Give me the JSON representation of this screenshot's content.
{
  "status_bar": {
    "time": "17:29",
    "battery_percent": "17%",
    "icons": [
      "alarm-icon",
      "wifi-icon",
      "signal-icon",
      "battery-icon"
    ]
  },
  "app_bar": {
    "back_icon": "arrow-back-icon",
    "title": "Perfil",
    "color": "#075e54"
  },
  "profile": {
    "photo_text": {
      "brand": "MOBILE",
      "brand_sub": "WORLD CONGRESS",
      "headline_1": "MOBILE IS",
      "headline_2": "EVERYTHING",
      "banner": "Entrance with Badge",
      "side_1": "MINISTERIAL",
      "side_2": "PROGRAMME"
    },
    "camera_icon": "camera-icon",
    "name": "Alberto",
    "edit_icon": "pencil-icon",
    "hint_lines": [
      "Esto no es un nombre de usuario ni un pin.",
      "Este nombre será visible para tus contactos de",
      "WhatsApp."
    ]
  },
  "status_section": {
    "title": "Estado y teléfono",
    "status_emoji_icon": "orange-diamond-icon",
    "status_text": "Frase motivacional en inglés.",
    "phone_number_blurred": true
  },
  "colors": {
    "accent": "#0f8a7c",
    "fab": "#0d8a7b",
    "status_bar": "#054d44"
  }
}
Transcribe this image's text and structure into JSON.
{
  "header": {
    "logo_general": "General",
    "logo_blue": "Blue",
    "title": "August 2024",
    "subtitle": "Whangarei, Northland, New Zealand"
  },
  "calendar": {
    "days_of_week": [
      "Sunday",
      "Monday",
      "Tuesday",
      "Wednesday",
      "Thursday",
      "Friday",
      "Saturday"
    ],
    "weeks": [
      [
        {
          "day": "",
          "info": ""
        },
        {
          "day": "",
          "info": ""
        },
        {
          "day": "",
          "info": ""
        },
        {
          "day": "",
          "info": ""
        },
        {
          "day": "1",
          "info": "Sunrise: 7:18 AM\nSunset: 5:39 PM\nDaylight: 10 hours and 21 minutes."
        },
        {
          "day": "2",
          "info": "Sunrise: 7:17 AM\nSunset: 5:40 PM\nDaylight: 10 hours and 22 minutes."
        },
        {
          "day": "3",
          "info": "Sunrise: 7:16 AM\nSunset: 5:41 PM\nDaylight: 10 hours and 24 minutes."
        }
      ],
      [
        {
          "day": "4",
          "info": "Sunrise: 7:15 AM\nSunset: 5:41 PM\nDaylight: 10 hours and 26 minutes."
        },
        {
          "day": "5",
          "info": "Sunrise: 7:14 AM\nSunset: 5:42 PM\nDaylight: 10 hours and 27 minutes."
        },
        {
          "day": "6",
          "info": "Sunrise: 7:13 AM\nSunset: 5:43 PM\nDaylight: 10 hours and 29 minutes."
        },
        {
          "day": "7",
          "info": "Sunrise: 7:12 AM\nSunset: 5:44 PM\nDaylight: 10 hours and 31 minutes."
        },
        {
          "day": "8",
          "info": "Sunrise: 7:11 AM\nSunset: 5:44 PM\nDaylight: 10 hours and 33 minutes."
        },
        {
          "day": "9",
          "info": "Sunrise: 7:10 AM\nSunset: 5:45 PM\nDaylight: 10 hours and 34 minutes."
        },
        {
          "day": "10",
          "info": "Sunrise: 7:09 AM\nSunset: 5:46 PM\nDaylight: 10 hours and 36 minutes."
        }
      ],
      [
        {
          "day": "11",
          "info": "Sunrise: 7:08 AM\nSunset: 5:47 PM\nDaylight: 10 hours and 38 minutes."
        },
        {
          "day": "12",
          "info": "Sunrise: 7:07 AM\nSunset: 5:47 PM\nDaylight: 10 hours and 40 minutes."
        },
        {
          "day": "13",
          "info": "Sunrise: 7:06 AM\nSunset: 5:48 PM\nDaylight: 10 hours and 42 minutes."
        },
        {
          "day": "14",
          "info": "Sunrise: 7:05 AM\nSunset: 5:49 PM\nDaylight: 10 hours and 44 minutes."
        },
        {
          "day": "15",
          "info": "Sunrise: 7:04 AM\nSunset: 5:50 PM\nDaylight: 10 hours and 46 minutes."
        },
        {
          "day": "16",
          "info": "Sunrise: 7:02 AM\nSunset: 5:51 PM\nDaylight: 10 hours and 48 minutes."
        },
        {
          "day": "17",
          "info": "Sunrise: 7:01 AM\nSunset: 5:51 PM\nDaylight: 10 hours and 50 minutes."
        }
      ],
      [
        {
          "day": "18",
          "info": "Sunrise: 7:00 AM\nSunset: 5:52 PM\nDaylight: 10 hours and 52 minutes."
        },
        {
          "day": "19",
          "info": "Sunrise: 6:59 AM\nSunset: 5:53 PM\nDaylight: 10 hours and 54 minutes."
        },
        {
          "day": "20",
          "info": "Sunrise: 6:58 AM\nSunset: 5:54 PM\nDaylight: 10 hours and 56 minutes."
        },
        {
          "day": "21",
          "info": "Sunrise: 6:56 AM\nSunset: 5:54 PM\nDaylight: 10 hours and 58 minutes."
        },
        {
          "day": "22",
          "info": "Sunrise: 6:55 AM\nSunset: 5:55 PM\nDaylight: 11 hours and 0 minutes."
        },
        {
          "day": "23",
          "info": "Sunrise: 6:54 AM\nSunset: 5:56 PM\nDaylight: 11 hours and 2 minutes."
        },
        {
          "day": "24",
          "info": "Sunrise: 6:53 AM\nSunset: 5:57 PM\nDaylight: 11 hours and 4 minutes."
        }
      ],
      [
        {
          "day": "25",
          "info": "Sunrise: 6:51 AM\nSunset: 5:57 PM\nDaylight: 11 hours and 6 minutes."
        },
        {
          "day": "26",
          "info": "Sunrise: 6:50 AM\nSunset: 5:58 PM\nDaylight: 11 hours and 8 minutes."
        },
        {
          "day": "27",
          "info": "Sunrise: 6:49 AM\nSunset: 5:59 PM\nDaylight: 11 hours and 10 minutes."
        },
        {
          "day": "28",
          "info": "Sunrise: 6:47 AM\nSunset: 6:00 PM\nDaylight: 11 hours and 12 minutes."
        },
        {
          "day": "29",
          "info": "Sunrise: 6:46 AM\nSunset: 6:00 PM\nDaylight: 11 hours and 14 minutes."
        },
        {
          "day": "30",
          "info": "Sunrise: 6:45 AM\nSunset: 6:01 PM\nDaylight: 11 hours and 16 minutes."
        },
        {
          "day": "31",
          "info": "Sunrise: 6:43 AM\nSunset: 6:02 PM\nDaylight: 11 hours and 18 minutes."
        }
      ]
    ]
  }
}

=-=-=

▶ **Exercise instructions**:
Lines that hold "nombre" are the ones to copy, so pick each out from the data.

▶ **Exercise response**:
      "Esto no es un nombre de usuario ni un pin.",
      "Este nombre será visible para tus contactos de",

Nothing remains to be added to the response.